International students not only make La Crosse a source of workers for the global economy but also contribute more than $10.5 million to local coffers.
The worldwide perspective is reflected at the University of Wisconsin-La Crosse, Viterbo University and Western Technical College, said Jay Lokken, director of UW-L’s Office of International Education.
That reflection will be mirrored during Global Initiatives Week in La Crosse, running Friday through Nov. 15, which coincides with International Education Week.
“UW-L, in partnership with the (La Crosse school) district’s international programs, is building global competency for our children when they enter the work force as they learn about countries around us,” he said. “From elementary schools to the technical school and universities, we are training employees.”
Foreign students affect the community beyond the campuses, said Liz Arnold, chairwoman of Global Initiatives Week.
“International students offer an incredible opportunity not only for the students but also for the economic impact,” Arnold said.
Lokken echoed that assessment, saying, “Viterbo, UW-L and Western bring millions into the schools and the community. And the cultural contribution is an invaluable asset to La Crosse.”
Make that monetary contribution more than $10.5 million in the 2011-2012 school year, according to statistics compiled by NAFSA-The Association of International Educators, based on the U.S. State Department’s count of visas issued to students.
UW-L’s international students contributed an estimated $9.25 million in tuition, fees and living expenses to the local economy that year, while Viterbo’s chalked up nearly $1.1 million, according the association. No figures were available for Western.

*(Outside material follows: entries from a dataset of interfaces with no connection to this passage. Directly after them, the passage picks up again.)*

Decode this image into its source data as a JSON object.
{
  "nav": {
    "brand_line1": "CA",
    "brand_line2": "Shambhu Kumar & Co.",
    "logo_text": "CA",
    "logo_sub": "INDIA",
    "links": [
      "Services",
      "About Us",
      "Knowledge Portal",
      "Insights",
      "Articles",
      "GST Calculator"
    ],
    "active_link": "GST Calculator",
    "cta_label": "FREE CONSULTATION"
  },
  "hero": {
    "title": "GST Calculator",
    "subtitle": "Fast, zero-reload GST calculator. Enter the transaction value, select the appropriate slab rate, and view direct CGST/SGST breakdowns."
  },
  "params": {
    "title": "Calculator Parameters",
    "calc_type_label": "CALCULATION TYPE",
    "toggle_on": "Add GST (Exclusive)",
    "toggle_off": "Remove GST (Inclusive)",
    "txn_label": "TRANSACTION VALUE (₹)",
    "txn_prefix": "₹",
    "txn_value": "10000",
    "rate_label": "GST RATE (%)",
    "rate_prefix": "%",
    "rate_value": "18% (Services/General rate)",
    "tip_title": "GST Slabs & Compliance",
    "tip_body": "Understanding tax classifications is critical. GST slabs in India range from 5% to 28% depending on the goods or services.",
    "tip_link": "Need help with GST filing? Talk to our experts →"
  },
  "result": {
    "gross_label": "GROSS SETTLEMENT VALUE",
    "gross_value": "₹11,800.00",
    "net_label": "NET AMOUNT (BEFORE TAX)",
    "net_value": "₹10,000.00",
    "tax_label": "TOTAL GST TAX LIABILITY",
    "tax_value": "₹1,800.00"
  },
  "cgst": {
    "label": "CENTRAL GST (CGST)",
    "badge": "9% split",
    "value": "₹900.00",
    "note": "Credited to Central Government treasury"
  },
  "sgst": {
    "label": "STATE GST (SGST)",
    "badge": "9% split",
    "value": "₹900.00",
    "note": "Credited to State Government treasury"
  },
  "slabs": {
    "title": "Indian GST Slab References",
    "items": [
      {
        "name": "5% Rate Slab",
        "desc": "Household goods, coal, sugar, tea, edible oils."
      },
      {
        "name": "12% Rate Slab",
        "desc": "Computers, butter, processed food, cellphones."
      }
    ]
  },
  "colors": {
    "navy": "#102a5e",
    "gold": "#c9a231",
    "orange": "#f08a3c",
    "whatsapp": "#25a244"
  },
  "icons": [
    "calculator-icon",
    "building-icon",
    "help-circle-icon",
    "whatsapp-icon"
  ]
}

Overall enrollments at the three schools this fall are 10,427 at UW-L, 2,729 at Viterbo and 7,619 at Western.
UW-L has 350 international students from 30 countries and sent nearly 440 students to study programs around the world last year, Lokken said.
“UW-L is a major player, and there is a significant effort to make it a top-ranked global university,” he said.
Ten to 20 Viterbo students a year study abroad, said Barbara Gayle, the school’s academic vice president.
Many Viterbo students hold full- or part-time jobs, which limits their flexibility for long-term study in other countries, Gayle said.
“We have a large nursing (student) population, and that curriculum is set in stone,” she said.
As an alternative, Viterbo offers a variety of short-term service and study travel options, she said.
A group of nursing students is going to Belize, and another delegation of nursing master’s students is going to Guatemala, she said.
“Exposing students to other ways of being is important because of the complex world they’ll be in,” Gayle said.
Western has four international students, with more showing interest, said Max Vang, a counselor and international student specialist at the school. Vang said he has worked with 20 to 30 international students during the past decade.
“We’re fortunate to blend the riches these students have brought us,” he said. “International students bring in a wealth of riches economically and culturally.”
Source: Education News